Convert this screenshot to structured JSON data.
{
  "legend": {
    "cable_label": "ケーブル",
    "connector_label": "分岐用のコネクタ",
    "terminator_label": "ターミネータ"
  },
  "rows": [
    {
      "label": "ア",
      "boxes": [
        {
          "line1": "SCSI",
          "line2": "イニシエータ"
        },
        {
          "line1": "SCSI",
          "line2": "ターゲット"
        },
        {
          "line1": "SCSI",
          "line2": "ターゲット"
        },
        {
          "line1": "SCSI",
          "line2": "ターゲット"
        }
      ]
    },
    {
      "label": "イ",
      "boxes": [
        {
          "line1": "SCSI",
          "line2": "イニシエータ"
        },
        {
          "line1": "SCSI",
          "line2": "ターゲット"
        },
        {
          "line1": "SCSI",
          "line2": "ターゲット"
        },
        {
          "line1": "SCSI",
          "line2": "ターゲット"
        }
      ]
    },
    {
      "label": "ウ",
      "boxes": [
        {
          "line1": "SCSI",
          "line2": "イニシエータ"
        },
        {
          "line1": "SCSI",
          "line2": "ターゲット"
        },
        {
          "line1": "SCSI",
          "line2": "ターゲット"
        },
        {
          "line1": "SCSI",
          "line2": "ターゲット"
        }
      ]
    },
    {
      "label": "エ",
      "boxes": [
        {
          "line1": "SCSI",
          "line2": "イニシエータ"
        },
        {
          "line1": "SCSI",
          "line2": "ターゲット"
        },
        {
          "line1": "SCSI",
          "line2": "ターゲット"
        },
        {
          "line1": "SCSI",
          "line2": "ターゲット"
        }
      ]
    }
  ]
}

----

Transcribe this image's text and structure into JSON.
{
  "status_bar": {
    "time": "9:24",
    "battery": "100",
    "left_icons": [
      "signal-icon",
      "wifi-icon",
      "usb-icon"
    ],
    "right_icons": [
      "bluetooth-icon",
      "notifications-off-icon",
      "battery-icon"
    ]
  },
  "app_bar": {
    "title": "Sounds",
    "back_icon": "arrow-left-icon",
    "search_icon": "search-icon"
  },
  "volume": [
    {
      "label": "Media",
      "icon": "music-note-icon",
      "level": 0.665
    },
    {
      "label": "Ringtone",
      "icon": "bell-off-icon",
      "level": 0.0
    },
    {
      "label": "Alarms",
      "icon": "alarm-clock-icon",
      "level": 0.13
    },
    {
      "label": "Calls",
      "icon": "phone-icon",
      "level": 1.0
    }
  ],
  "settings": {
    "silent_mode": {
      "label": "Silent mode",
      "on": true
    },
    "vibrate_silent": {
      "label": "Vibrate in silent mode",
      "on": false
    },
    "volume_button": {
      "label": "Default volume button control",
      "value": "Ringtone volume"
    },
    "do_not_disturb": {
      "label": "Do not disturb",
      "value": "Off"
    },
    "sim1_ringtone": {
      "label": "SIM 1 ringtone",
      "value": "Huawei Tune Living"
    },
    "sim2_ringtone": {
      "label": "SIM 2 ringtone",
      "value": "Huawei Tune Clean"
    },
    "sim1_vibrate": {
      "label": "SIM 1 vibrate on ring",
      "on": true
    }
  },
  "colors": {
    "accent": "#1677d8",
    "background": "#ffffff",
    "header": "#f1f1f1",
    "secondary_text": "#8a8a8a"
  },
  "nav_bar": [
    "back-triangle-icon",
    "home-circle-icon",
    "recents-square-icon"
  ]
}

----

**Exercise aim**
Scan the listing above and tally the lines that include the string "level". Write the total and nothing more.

**Your solution**
4